My goal is to push off her exposure to Disney princesses, Dora the Explorer, Barney and Friends, Lightning McQueen, Thomas the Tank Engine, or any other "licensed" characters as long as I can. This isn't to say that I think that these shows and movies are bad (many of them a lot of fun), just that I don't like the idol worship that goes along with them. I hate that toys are sold to the kids instead of the adults. I hate that the goal of marketing is to convince children to pester their parents until the parents give in and buy the latest "it" toy. I also hate the peer pressure that is associated with this. The idea that you are somehow not as good as the next kid if your parents don't buy you a certain thing. This is not what I want to teach my daughter. I don't want her to value things more than people or good character. At some point we will watch Thomas and Friends (assuming I can get over the fact that Ringo Star isn't Mr. Conductor anymore). We will also sit down together and watch Cinderella and Beauty and the Beast.
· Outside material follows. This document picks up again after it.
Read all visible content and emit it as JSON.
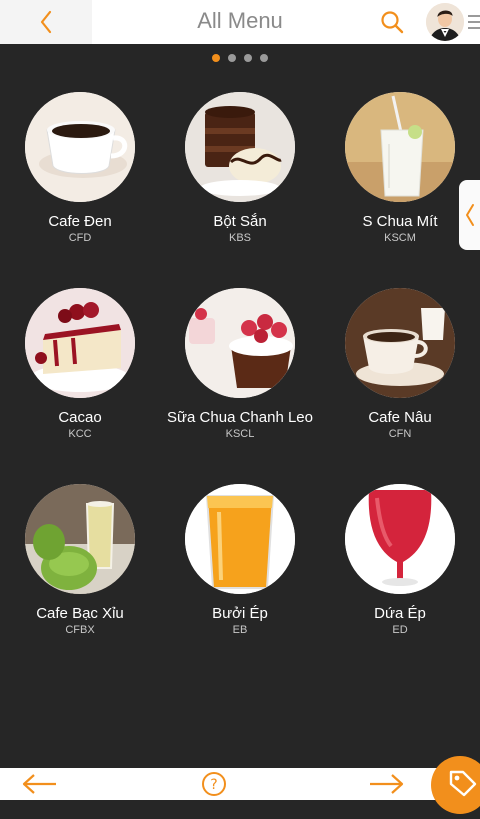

But I'd rather wait until she's old enough to understand that it can be just a story on the screen and doesn't need to be a way of life.